I was surprised to read this: “Axis values not present in the font, or axis values greater or less than the range supported by the font, are ignored and therefore have no effect…”

I would have thought it makes more sense to clamp values outside the axis’s range to either its max or its min, as recorded in the fvar table, rather than its default. Furthermore, there does not seem to be a way to obtain the max and min values — something that seems to me quite a desirable capability, whether or not there are instances to access them. Would it make sense to allow special values of max, min and default in font-variation-settings? For example:

font-variation-settings: 'wght' default, 'wdth' min;

Note: Webkit Nightly supports font-variation-settings but I have found it unpredictable when using values just within the extremes.


  • John Hudson
    John Hudson Posts: 3,013
    I like the idea of having max, min and default as settings.
  • Peter Constable
    Peter Constable Posts: 161
    edited October 2016
    I had noticed that.

    The OT 1.8 spec says that an application (or whatever platform layer is doing interpolation) must clamp the requested user values to the axis min/max values defined in the 'fvar' table. Search for the first instance of "clamp" in this page:


    Now, in principle, you could view CSS as a higher-level protocol that enforces different requirements. The OT spec doesn't prevent that; the higher-level protocol wouldn't conform to the OT 1.8 guidance for processing variation instance coordinates, but that doesn't necessarily imply that anyone will care.

    But if people do care about what CSS does, they should open issues or comment on issues in the GitHub rep that the CSS WG uses for their process. I have opened an issue for this item (specifically, clamping vs. ignore; I haven't mentioned support for "min" and "max" values):

  • Dave Crossland
    I agree that when the first font has 1-999 and the second has 50-900 and I've asked for 950, and then when toggle/switching families I don't expect the style to jump to the regular in the second, but to 900.

    Being able to ask for max, min, absolute percentage, and relative percentage all seem useful.
  • Laurence Penney
    Thanks for posting that Peter, and explaining where to comment. The ‘fvar’ spec was indeed where I’d recently seen use of the word ‘clamp’ in this context. Agreed that there’s no compulsion for CSS to behave the same way.

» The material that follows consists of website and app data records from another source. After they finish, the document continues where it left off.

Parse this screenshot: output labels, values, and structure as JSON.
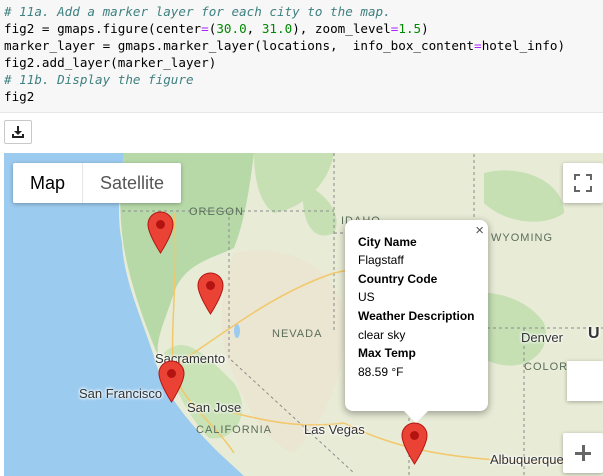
{
  "code": {
    "line1_comment": "# 11a. Add a marker layer for each city to the map.",
    "line2_a": "fig2 = gmaps.figure(center",
    "line2_eq": "=",
    "line2_b": "(",
    "line2_n1": "30.0",
    "line2_c": ", ",
    "line2_n2": "31.0",
    "line2_d": "), zoom_level",
    "line2_eq2": "=",
    "line2_n3": "1.5",
    "line2_e": ")",
    "line3_a": "marker_layer = gmaps.marker_layer(locations,  info_box_content",
    "line3_eq": "=",
    "line3_b": "hotel_info)",
    "line4": "fig2.add_layer(marker_layer)",
    "line5_comment": "# 11b. Display the figure",
    "line6": "fig2"
  },
  "toolbar": {
    "download_icon": "download-icon"
  },
  "map": {
    "type_buttons": {
      "map": "Map",
      "satellite": "Satellite"
    },
    "region_labels": {
      "oregon": "OREGON",
      "idaho": "IDAHO",
      "wyoming": "WYOMING",
      "nevada": "NEVADA",
      "california": "CALIFORNIA",
      "colorado": "COLOR"
    },
    "cities": {
      "sacramento": "Sacramento",
      "san_francisco": "San Francisco",
      "san_jose": "San Jose",
      "las_vegas": "Las Vegas",
      "denver": "Denver",
      "albuquerque": "Albuquerque",
      "u_partial": "U"
    },
    "info_box": {
      "close": "×",
      "city_name_label": "City Name",
      "city_name": "Flagstaff",
      "country_code_label": "Country Code",
      "country_code": "US",
      "weather_label": "Weather Description",
      "weather": "clear sky",
      "max_temp_label": "Max Temp",
      "max_temp": "88.59 °F"
    },
    "zoom_in": "+",
    "colors": {
      "pin": "#ea4335",
      "pin_dark": "#b31412",
      "water": "#9ccbf0",
      "land": "#e8ecd6",
      "forest": "#b7d9a8"
    }
  }
}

    Dave, I like the idea of a percentage along an axis, so 0% gets its min, and 100% gets its max. Could you clarify what you mean by relative and absolute percentage?